Data
§

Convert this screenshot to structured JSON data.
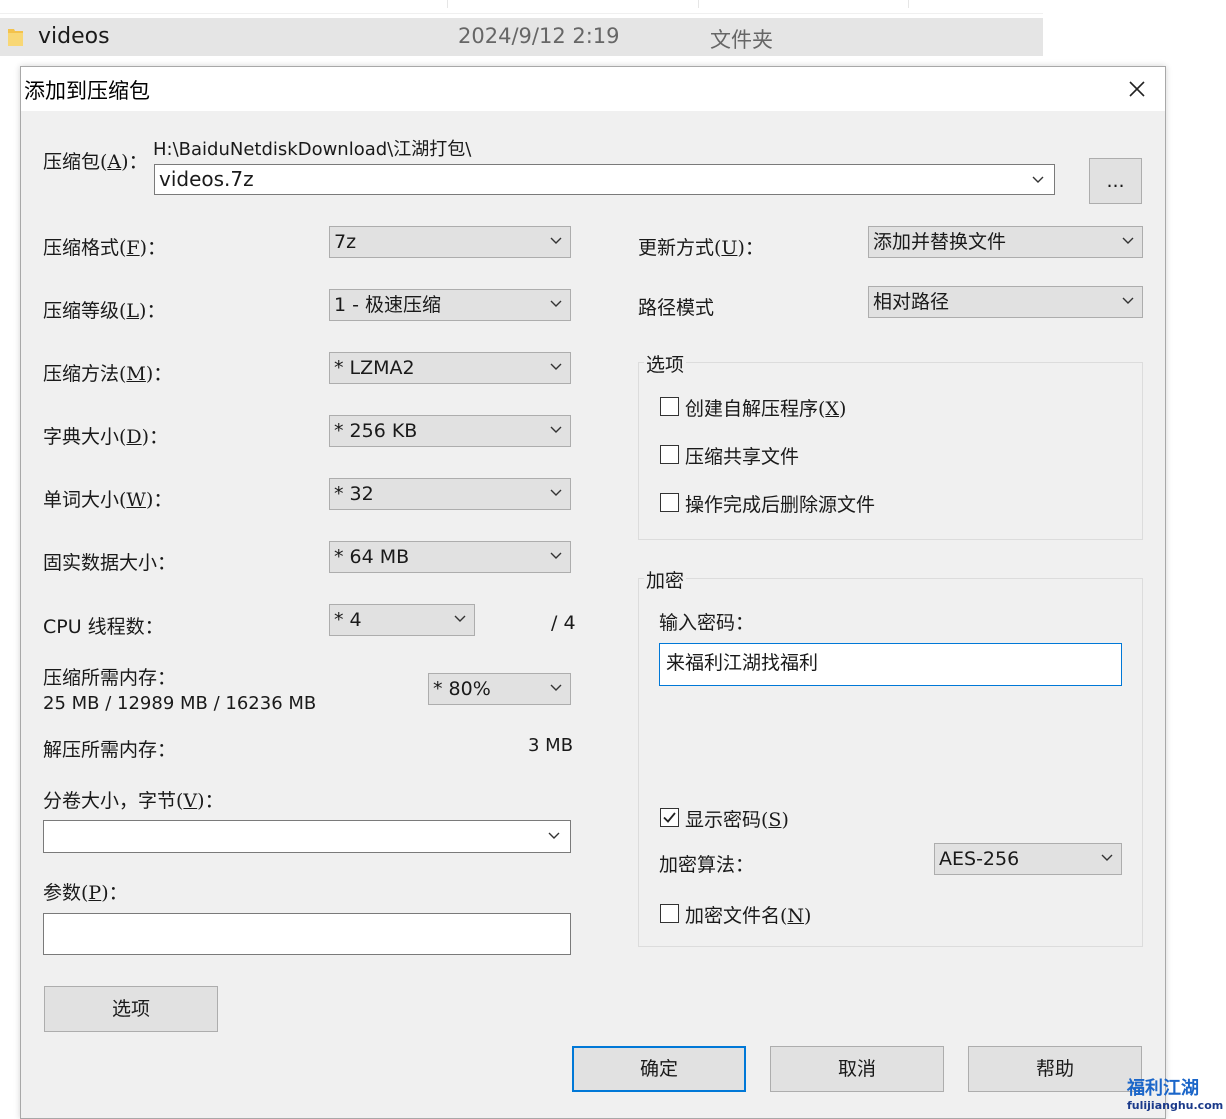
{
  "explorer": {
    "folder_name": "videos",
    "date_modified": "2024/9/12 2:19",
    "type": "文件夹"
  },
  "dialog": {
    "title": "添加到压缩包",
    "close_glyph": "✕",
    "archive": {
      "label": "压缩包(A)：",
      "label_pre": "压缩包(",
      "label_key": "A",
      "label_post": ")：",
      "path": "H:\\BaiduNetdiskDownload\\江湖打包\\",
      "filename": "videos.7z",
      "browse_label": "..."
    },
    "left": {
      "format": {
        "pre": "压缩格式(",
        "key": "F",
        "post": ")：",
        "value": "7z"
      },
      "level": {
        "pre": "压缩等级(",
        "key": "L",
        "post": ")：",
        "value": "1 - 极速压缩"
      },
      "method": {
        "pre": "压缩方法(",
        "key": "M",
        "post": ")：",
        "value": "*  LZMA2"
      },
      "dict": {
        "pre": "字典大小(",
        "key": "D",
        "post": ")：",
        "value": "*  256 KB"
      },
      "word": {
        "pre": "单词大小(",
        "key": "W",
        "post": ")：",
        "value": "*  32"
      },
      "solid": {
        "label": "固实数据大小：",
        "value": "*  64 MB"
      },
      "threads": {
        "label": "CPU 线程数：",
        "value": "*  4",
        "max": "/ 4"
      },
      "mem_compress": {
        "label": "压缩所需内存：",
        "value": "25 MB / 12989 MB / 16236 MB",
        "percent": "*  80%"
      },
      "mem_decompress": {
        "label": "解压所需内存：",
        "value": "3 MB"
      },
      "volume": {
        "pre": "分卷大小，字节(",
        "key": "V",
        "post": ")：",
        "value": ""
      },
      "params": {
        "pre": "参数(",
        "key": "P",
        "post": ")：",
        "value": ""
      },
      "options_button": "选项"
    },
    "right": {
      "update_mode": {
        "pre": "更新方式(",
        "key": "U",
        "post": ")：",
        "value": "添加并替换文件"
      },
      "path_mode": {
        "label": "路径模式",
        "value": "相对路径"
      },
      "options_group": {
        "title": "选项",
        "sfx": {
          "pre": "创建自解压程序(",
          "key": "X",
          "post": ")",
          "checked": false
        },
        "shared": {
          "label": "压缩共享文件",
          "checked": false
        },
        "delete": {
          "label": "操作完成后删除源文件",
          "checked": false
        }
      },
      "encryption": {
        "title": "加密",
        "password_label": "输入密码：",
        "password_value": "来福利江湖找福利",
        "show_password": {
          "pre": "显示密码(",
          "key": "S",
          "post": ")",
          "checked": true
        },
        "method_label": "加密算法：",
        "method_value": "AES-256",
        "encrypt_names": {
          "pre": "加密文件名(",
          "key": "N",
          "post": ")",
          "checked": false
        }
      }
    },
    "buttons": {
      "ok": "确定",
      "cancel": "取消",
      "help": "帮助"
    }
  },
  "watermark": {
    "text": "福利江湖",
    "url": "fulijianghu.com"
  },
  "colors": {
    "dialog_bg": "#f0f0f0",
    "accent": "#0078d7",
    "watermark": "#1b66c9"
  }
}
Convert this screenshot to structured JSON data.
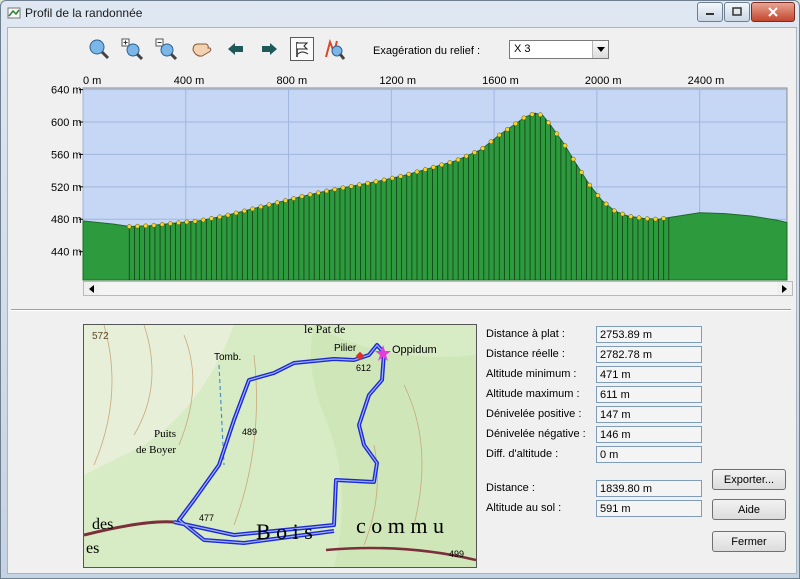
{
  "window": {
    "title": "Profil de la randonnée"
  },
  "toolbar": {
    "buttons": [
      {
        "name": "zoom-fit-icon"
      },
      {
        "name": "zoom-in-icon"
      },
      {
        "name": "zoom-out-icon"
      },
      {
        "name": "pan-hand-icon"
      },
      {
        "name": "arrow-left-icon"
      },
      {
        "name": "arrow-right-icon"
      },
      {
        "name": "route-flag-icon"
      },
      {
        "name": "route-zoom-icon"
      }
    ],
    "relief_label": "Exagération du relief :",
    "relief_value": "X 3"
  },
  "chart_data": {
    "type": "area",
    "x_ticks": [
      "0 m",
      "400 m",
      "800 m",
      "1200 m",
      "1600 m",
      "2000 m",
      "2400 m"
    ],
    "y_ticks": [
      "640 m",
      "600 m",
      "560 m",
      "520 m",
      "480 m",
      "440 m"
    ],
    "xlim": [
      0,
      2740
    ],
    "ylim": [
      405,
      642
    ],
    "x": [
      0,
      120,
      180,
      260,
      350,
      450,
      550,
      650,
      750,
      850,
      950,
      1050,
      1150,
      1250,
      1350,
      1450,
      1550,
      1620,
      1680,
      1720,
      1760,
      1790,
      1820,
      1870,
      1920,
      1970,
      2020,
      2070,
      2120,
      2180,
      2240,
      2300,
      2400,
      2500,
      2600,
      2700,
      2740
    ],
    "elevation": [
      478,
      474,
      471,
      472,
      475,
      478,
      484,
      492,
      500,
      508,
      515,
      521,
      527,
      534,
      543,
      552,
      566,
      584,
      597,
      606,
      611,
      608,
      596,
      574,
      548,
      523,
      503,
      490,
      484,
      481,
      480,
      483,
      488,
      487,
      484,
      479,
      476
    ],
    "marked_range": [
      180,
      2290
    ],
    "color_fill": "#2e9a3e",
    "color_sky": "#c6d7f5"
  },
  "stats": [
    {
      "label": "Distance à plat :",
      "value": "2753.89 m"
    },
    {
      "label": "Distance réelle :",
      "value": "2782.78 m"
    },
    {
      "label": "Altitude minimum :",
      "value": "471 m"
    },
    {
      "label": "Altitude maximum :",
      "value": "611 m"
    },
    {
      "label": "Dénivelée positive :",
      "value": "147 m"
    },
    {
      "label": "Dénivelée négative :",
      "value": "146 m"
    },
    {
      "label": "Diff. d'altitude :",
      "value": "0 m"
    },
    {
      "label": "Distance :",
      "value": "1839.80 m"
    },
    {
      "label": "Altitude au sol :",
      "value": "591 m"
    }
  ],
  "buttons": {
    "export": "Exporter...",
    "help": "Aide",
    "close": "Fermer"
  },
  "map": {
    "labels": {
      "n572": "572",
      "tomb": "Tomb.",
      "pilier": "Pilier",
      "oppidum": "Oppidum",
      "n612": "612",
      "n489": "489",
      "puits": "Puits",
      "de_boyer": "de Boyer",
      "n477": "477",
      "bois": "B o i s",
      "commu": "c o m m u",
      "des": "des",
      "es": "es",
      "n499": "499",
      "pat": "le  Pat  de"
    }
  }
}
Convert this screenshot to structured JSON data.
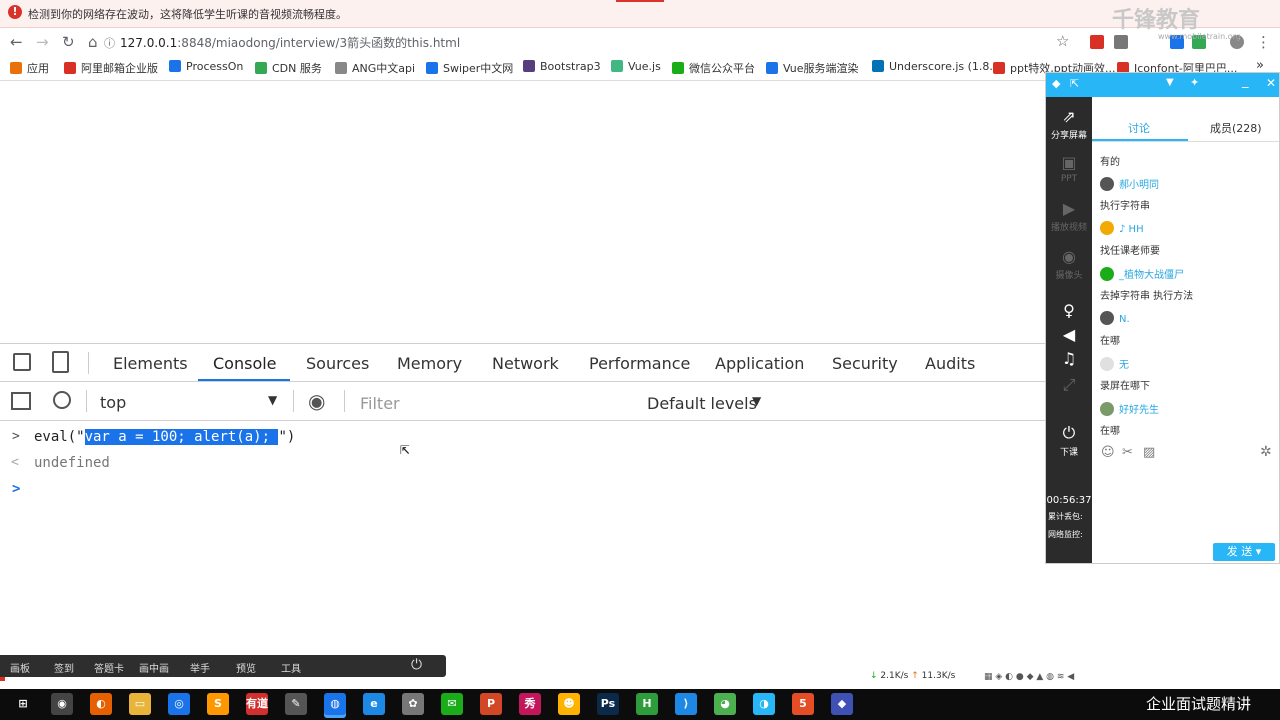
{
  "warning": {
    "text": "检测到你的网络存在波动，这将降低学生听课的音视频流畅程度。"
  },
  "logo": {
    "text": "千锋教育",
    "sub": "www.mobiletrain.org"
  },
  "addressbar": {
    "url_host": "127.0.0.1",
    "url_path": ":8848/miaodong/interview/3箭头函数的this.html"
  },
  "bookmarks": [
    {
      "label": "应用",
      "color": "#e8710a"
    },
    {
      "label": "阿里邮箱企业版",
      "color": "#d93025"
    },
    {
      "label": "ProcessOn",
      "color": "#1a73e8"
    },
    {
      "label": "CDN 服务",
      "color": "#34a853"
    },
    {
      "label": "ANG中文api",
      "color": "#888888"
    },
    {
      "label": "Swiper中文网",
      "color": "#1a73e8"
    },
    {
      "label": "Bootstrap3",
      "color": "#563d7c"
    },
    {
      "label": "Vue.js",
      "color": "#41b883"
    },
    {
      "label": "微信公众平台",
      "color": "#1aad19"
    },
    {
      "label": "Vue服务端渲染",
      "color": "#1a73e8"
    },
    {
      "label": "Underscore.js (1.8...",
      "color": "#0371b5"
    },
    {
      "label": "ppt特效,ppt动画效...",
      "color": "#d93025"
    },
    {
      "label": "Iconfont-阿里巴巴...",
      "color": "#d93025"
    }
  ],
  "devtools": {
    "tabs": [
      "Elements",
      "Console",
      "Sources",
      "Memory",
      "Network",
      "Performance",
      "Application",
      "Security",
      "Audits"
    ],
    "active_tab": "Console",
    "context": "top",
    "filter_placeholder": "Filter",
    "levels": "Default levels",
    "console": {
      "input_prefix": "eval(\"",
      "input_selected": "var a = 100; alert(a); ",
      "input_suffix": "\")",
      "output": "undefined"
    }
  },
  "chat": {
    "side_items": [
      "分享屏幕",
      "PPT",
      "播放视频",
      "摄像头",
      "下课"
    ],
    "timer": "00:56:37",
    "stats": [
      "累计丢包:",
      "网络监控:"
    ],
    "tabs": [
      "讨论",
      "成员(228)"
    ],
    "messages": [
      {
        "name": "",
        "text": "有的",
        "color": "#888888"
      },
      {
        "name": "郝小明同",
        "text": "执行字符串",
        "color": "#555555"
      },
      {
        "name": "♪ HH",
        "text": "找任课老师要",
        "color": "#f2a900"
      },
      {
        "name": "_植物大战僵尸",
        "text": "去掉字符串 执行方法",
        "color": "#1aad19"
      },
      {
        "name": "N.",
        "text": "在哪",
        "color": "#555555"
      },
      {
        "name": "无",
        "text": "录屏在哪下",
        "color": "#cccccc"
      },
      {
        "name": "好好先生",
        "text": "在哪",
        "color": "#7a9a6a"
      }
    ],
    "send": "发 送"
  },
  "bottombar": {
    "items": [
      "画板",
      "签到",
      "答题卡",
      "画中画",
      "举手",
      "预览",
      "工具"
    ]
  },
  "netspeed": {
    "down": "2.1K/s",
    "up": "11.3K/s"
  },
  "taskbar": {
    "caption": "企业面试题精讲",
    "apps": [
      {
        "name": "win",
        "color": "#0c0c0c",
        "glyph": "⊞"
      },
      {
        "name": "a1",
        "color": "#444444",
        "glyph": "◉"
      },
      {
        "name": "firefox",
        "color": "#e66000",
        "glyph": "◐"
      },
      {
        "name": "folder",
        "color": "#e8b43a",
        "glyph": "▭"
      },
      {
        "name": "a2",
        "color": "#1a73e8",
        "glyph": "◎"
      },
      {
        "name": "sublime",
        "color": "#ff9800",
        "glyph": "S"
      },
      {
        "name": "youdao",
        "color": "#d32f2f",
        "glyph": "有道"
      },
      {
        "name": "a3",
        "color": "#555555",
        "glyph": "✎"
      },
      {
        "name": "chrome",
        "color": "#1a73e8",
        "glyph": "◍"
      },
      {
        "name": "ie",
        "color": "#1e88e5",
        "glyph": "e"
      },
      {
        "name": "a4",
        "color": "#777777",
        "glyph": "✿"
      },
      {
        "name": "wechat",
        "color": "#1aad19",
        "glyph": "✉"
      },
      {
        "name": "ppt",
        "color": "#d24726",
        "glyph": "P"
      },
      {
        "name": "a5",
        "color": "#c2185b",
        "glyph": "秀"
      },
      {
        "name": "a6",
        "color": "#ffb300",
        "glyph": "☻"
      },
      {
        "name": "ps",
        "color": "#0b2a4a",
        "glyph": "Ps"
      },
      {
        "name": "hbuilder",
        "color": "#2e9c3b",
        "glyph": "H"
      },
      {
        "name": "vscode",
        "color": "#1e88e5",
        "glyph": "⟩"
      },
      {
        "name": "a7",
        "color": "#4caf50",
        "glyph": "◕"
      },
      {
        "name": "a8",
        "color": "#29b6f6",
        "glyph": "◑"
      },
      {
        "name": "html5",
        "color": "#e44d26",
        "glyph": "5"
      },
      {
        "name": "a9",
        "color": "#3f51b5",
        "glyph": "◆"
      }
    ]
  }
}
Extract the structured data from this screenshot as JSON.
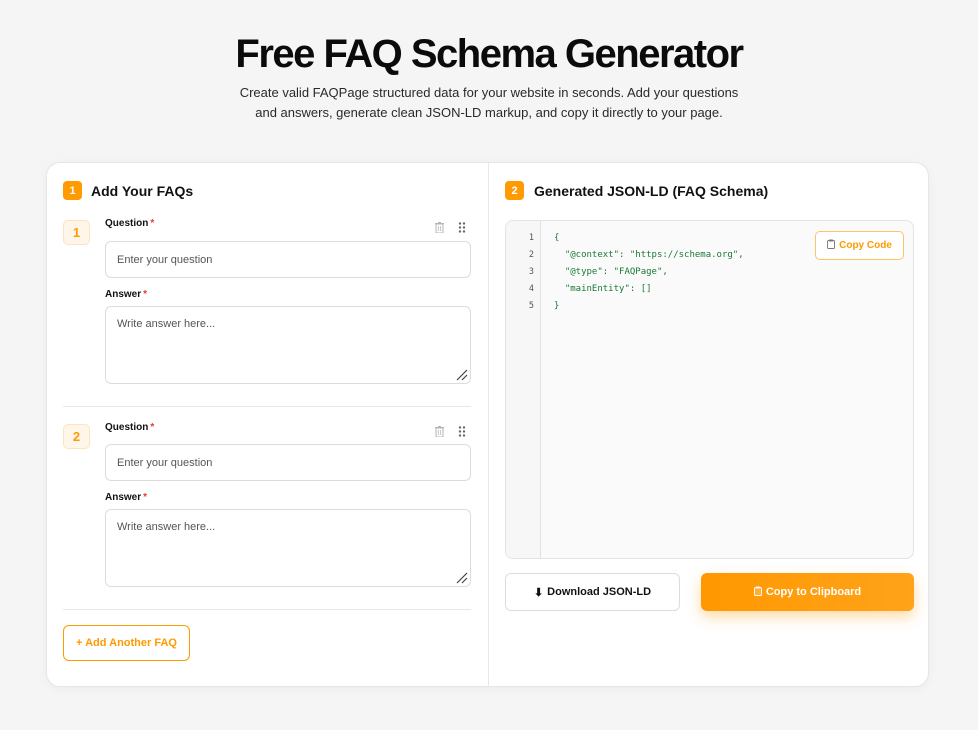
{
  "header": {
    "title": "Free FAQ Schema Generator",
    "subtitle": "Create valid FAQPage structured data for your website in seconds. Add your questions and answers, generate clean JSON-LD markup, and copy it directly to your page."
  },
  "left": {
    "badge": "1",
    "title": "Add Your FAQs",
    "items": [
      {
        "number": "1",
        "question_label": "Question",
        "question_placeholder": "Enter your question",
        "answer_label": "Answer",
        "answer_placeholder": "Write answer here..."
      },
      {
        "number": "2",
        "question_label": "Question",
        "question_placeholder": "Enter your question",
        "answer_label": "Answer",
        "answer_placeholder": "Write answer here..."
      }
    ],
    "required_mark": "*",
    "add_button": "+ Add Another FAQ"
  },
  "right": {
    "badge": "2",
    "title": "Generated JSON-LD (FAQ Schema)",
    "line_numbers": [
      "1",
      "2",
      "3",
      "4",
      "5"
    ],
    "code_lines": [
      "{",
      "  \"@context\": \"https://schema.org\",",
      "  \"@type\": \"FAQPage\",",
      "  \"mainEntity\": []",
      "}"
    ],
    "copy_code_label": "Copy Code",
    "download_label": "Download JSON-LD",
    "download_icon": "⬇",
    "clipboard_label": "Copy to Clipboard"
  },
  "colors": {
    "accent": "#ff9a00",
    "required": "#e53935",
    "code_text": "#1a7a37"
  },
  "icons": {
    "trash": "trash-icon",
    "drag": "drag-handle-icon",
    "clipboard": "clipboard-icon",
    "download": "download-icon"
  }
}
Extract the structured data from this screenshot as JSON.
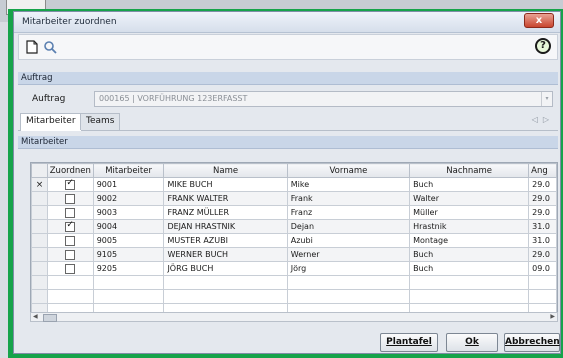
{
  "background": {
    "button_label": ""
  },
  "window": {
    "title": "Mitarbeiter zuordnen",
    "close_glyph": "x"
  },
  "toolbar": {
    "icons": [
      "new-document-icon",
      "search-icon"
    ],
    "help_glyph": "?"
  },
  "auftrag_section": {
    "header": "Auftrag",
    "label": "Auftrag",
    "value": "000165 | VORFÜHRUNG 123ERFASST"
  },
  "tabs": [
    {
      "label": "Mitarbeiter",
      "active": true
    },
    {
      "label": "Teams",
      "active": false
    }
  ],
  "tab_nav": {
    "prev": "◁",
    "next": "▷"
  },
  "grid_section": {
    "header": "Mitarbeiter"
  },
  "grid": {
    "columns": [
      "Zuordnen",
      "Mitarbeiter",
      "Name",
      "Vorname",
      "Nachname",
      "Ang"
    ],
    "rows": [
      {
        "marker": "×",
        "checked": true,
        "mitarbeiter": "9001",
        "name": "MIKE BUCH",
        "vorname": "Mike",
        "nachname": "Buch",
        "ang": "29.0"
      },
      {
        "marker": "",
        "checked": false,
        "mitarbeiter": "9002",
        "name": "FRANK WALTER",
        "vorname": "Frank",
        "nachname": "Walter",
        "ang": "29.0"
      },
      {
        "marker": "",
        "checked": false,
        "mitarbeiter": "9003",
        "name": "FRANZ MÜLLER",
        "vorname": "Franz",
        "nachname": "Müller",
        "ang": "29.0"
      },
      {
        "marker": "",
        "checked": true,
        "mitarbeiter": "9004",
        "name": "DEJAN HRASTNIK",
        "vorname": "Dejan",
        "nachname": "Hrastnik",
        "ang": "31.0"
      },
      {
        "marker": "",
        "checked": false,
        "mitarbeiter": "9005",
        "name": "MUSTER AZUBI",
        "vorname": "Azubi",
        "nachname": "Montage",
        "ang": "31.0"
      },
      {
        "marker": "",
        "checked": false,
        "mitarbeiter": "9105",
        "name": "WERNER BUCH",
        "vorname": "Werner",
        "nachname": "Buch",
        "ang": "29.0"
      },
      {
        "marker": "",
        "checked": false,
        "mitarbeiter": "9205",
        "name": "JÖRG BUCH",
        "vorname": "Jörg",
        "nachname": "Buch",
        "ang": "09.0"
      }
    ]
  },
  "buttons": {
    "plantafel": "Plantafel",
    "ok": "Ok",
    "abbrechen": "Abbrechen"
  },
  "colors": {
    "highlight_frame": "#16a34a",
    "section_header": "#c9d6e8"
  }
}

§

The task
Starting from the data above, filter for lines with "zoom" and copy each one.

Answer space
        "name": "zoom-fit-icon"
        "name": "zoom-in-icon"
        "name": "zoom-out-icon"
        "name": "route-zoom-icon"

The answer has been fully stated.